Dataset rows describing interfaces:
━━━━━━━━━━━━━━━━

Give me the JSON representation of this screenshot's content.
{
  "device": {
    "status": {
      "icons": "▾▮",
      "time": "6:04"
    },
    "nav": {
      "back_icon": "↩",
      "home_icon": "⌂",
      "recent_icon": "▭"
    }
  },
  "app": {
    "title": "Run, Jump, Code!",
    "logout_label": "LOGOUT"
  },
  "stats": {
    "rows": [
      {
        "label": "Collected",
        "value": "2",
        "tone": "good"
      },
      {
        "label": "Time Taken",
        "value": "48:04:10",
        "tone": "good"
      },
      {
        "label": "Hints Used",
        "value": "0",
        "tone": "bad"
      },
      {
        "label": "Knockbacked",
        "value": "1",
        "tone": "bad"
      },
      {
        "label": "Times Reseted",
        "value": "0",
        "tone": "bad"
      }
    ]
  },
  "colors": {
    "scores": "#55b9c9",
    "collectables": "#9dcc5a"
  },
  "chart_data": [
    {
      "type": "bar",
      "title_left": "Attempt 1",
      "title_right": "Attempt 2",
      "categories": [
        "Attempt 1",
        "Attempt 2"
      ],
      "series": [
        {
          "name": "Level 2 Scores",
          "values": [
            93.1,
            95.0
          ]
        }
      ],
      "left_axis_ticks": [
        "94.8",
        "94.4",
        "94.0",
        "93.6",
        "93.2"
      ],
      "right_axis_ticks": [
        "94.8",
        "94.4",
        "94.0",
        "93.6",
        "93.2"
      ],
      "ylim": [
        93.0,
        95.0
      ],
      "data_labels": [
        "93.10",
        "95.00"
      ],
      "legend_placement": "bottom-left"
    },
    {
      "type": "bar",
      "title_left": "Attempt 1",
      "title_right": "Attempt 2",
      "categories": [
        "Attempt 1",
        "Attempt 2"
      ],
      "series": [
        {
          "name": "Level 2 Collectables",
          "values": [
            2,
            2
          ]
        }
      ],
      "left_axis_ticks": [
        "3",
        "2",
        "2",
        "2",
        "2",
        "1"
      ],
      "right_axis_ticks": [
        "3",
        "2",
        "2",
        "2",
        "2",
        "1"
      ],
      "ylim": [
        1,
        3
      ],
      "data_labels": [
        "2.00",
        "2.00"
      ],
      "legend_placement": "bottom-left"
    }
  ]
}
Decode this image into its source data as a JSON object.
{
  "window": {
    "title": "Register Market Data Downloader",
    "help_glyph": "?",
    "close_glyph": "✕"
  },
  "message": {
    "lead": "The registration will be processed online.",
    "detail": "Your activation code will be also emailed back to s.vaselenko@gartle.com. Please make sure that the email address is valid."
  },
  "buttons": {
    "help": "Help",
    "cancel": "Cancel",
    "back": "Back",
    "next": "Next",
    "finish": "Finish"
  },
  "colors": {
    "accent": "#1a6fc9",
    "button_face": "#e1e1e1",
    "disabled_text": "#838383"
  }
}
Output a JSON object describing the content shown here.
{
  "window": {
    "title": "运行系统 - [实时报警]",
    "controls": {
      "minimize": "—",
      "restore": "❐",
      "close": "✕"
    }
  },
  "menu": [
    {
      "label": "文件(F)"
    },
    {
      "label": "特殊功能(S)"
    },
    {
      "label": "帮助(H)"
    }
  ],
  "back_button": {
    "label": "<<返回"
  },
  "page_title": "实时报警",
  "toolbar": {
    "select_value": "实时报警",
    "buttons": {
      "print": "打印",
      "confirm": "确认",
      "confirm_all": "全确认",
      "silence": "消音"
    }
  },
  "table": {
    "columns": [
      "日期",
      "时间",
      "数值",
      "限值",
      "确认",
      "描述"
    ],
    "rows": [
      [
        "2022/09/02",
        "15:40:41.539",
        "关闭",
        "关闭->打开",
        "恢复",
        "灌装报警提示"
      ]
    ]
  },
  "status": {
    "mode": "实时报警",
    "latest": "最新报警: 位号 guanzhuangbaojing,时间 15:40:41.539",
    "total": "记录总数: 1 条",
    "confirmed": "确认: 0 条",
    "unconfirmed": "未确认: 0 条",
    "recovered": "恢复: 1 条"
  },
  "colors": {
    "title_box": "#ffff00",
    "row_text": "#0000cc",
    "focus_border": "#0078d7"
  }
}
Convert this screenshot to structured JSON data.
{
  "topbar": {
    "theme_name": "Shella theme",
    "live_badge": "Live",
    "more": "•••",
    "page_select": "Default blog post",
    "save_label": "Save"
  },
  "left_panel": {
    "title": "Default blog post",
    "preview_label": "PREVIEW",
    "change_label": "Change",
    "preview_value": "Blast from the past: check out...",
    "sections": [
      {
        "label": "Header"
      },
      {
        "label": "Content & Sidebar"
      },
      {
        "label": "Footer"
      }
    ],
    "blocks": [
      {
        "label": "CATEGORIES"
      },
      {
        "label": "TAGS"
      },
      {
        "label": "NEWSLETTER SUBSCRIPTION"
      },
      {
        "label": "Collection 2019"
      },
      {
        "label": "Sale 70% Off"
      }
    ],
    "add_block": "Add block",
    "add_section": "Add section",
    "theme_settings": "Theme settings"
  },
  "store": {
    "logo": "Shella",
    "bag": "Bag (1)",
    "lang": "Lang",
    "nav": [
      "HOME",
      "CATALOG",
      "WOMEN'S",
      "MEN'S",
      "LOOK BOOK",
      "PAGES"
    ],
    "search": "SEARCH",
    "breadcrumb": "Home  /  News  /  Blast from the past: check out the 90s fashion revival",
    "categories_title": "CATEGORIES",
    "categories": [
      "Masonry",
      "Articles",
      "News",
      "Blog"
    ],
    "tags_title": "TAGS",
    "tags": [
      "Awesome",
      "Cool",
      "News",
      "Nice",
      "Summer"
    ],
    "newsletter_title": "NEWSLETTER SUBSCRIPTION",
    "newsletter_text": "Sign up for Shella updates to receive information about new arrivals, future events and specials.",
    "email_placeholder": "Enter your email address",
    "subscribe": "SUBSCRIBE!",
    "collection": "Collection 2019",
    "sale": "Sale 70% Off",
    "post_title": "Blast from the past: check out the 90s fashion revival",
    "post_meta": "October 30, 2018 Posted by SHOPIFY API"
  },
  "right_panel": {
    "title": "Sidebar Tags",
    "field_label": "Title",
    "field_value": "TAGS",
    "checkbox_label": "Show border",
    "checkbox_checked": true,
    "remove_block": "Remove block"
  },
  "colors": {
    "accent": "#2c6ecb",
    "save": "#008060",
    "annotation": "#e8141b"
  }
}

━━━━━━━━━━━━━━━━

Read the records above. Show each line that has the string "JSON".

Result of this task |
Give me the JSON representation of this screenshot's content.
Decode this image into its source data as a JSON object.
Output a JSON object describing the content shown here.
Convert this screenshot to structured JSON data.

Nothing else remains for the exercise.